INSTRUCTIONS TO FOLLOW | This exercise calls for the listing to be set down exactly.

MATERIAL PROVIDED |
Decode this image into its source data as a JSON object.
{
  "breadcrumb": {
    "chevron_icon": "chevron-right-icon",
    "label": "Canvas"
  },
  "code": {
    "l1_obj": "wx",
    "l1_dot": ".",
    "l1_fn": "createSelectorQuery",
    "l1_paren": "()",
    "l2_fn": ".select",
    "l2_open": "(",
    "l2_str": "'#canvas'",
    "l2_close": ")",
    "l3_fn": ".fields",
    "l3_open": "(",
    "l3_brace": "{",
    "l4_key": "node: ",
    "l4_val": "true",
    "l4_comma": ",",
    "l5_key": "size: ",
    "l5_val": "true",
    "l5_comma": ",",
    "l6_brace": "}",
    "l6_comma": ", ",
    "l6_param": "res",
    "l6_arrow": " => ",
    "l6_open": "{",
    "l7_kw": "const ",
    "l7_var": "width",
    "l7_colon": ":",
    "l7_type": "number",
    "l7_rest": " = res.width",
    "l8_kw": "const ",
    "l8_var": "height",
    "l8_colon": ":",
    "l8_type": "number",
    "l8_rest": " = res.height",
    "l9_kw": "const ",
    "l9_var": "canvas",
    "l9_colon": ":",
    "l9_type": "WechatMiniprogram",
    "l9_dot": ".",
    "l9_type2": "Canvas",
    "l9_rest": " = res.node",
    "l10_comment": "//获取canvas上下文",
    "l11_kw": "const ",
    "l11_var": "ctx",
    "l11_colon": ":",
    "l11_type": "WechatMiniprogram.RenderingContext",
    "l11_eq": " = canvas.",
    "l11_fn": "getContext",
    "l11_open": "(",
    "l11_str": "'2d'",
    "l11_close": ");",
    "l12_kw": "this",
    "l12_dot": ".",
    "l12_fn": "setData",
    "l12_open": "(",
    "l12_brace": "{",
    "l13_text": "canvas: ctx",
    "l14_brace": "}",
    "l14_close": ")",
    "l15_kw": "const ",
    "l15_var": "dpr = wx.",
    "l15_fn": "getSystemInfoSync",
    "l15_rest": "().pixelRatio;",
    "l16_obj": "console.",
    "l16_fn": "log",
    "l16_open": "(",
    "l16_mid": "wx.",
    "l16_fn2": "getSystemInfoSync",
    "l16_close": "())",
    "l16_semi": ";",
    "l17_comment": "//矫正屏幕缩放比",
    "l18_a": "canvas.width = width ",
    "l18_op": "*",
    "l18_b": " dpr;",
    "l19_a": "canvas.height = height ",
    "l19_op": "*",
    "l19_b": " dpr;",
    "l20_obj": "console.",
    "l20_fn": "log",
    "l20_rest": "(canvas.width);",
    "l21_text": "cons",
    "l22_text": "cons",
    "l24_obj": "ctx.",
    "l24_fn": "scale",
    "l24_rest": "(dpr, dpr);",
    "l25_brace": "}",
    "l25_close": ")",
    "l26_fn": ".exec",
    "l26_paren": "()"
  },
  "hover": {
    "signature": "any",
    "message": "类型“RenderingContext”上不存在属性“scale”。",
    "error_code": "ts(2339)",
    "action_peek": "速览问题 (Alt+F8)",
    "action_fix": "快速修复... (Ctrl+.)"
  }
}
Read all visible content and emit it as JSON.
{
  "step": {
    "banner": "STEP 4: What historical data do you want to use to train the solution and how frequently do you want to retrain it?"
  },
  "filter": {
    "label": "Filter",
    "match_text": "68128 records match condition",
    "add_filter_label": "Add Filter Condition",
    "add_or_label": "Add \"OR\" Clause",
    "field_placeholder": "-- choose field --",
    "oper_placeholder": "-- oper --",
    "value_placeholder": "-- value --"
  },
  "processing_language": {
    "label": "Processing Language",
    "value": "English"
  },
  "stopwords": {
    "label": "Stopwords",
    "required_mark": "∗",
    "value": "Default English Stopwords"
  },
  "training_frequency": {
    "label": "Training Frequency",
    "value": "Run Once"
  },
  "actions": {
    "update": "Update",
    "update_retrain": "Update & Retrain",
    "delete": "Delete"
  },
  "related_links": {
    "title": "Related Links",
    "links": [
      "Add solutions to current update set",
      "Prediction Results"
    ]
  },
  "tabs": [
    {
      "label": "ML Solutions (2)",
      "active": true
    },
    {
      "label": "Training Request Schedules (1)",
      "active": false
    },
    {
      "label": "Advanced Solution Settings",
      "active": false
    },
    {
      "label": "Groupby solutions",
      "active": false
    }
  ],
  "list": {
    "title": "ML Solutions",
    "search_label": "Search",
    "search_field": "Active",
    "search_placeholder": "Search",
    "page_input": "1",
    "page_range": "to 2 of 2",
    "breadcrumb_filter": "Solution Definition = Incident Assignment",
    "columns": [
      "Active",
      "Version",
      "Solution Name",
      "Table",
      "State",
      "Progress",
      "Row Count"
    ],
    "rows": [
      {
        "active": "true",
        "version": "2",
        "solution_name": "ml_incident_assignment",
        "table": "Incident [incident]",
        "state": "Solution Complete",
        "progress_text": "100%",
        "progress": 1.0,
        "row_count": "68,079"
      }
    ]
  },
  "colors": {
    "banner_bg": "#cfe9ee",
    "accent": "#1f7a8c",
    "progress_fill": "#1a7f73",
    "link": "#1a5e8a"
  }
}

OUTPUT FOR THIS EXERCISE |
Decode this image into its source data as a JSON object.
{
  "breadcrumb": {
    "chevron_icon": "chevron-right-icon",
    "label": "Canvas"
  },
  "code": {
    "l1_obj": "wx",
    "l1_dot": ".",
    "l1_fn": "createSelectorQuery",
    "l1_paren": "()",
    "l2_fn": ".select",
    "l2_open": "(",
    "l2_str": "'#canvas'",
    "l2_close": ")",
    "l3_fn": ".fields",
    "l3_open": "(",
    "l3_brace": "{",
    "l4_key": "node: ",
    "l4_val": "true",
    "l4_comma": ",",
    "l5_key": "size: ",
    "l5_val": "true",
    "l5_comma": ",",
    "l6_brace": "}",
    "l6_comma": ", ",
    "l6_param": "res",
    "l6_arrow": " => ",
    "l6_open": "{",
    "l7_kw": "const ",
    "l7_var": "width",
    "l7_colon": ":",
    "l7_type": "number",
    "l7_rest": " = res.width",
    "l8_kw": "const ",
    "l8_var": "height",
    "l8_colon": ":",
    "l8_type": "number",
    "l8_rest": " = res.height",
    "l9_kw": "const ",
    "l9_var": "canvas",
    "l9_colon": ":",
    "l9_type": "WechatMiniprogram",
    "l9_dot": ".",
    "l9_type2": "Canvas",
    "l9_rest": " = res.node",
    "l10_comment": "//获取canvas上下文",
    "l11_kw": "const ",
    "l11_var": "ctx",
    "l11_colon": ":",
    "l11_type": "WechatMiniprogram.RenderingContext",
    "l11_eq": " = canvas.",
    "l11_fn": "getContext",
    "l11_open": "(",
    "l11_str": "'2d'",
    "l11_close": ");",
    "l12_kw": "this",
    "l12_dot": ".",
    "l12_fn": "setData",
    "l12_open": "(",
    "l12_brace": "{",
    "l13_text": "canvas: ctx",
    "l14_brace": "}",
    "l14_close": ")",
    "l15_kw": "const ",
    "l15_var": "dpr = wx.",
    "l15_fn": "getSystemInfoSync",
    "l15_rest": "().pixelRatio;",
    "l16_obj": "console.",
    "l16_fn": "log",
    "l16_open": "(",
    "l16_mid": "wx.",
    "l16_fn2": "getSystemInfoSync",
    "l16_close": "())",
    "l16_semi": ";",
    "l17_comment": "//矫正屏幕缩放比",
    "l18_a": "canvas.width = width ",
    "l18_op": "*",
    "l18_b": " dpr;",
    "l19_a": "canvas.height = height ",
    "l19_op": "*",
    "l19_b": " dpr;",
    "l20_obj": "console.",
    "l20_fn": "log",
    "l20_rest": "(canvas.width);",
    "l21_text": "cons",
    "l22_text": "cons",
    "l24_obj": "ctx.",
    "l24_fn": "scale",
    "l24_rest": "(dpr, dpr);",
    "l25_brace": "}",
    "l25_close": ")",
    "l26_fn": ".exec",
    "l26_paren": "()"
  },
  "hover": {
    "signature": "any",
    "message": "类型“RenderingContext”上不存在属性“scale”。",
    "error_code": "ts(2339)",
    "action_peek": "速览问题 (Alt+F8)",
    "action_fix": "快速修复... (Ctrl+.)"
  }
}
Read all visible content and emit it as JSON.
{
  "step": {
    "banner": "STEP 4: What historical data do you want to use to train the solution and how frequently do you want to retrain it?"
  },
  "filter": {
    "label": "Filter",
    "match_text": "68128 records match condition",
    "add_filter_label": "Add Filter Condition",
    "add_or_label": "Add \"OR\" Clause",
    "field_placeholder": "-- choose field --",
    "oper_placeholder": "-- oper --",
    "value_placeholder": "-- value --"
  },
  "processing_language": {
    "label": "Processing Language",
    "value": "English"
  },
  "stopwords": {
    "label": "Stopwords",
    "required_mark": "∗",
    "value": "Default English Stopwords"
  },
  "training_frequency": {
    "label": "Training Frequency",
    "value": "Run Once"
  },
  "actions": {
    "update": "Update",
    "update_retrain": "Update & Retrain",
    "delete": "Delete"
  },
  "related_links": {
    "title": "Related Links",
    "links": [
      "Add solutions to current update set",
      "Prediction Results"
    ]
  },
  "tabs": [
    {
      "label": "ML Solutions (2)",
      "active": true
    },
    {
      "label": "Training Request Schedules (1)",
      "active": false
    },
    {
      "label": "Advanced Solution Settings",
      "active": false
    },
    {
      "label": "Groupby solutions",
      "active": false
    }
  ],
  "list": {
    "title": "ML Solutions",
    "search_label": "Search",
    "search_field": "Active",
    "search_placeholder": "Search",
    "page_input": "1",
    "page_range": "to 2 of 2",
    "breadcrumb_filter": "Solution Definition = Incident Assignment",
    "columns": [
      "Active",
      "Version",
      "Solution Name",
      "Table",
      "State",
      "Progress",
      "Row Count"
    ],
    "rows": [
      {
        "active": "true",
        "version": "2",
        "solution_name": "ml_incident_assignment",
        "table": "Incident [incident]",
        "state": "Solution Complete",
        "progress_text": "100%",
        "progress": 1.0,
        "row_count": "68,079"
      }
    ]
  },
  "colors": {
    "banner_bg": "#cfe9ee",
    "accent": "#1f7a8c",
    "progress_fill": "#1a7f73",
    "link": "#1a5e8a"
  }
}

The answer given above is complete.